An external investigation commissioned by the California State University into Fresno State’s handling of sexual harassment allegations confirmed media reports that former university president and CSU Chancellor Joseph Castro did not adequately address the complaints.
A February report from Gannett revealed that former Fresno State Vice President of Student Affairs Frank Lamas was the subject of several sexual harassment complaints, and Castro mishandled the complaints.
Castro, who had taken over the top job at the CSU system 13 months earlier, resigned a couple weeks later.
Lamas’ resignation only followed a formal Title IX complaint in 2019, the first investigation into complaints that started in 2014. That investigation found that Lamas was responsible for sexually harassing a woman.
Lamas settled with the CSU system and received $260,000, full retirement benefits and a letter of recommendation from Castro.

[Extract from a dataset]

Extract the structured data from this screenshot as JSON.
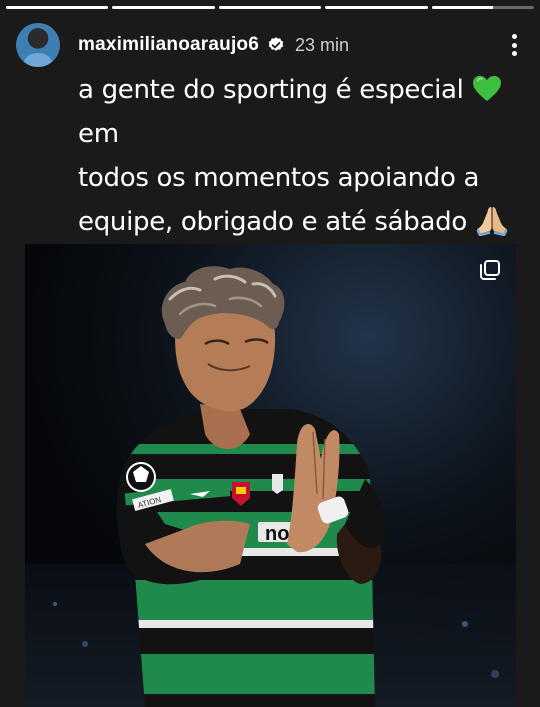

The CSU report, which was launched in March and released Thursday, found that Fresno State received nine reports about Lamas’ inappropriate conduct from 2014-2019.
“There were notice, recordkeeping and other deficiencies in the Campus’ responses across time,” the report reads. “Best practices were not always followed. More could have been done, such as conducting an earlier investigation in response to reports in 2014 or 2016.”
The report stated that campus administrators had good intentions in their response to the complaints but lacked experience, had heavy workloads and had poor documentation, which resulted in less aggressive and effective responses to reports.
“In particular, the President’s failure to more rigorously address reports of Lamas’ alleged misconduct as they surfaced was a notable factor that negatively impacted the effectiveness of the Campus’ responses to such reports,” the report reads.
The report stated that Castro consistently did not take any significant action and instead supported Lamas in the face of multiple allegations and confirmed findings of misconduct.
“Indeed, the President’s support continued even in the aftermath of the Settlement to the extent he provided a very positive retirement announcement and recommendation letter for Lamas that were inappropriate given the circumstances,” the report reads. “In short, the evidence reviewed reflects a blind spot the President had about Lamas that negatively influenced his response to Lamas’ behavior and execution of portions of the Settlement.”
Report author Mary Lee Wegner, an attorney from Los Angeles, interviewed Castro as part of the investigation.
Wegner found that Castro was aware of all reports against Lamas, except possibly one. She noted that Castro’s explanations to her – including him saying that he followed advice from other people and that no one complained about his responses to the complaints – “were not always credible.”
Castro disagreed with Wegner’s findings in an email to Gannett.
“I have learned many lessons from my handling of the Title IX matter involving Dr. Frank Lamas at Fresno State,” told Gannett. “These lessons will ensure that I am an even more effective leader in the future, including in the area of victims rights. I will share these lessons publicly to assist higher education leaders and governing board members across the nation who face similar personnel matters.”
Following the release of the report, CSU Interim Chancellor Jolene Koester thanked members of the Fresno State community for coming forward and sharing their experiences with Lamas.
“The report concluded that while the campus took action to explore and address each of the reports made, some responses substantially complied with applicable policy while others did not,” Koester said in a statement. “The report identified among several issues, the President’s failure to more rigorously address reports of Lamas’s alleged misconduct as a notable factor that negatively impacted the effectiveness of the campus’s responses.”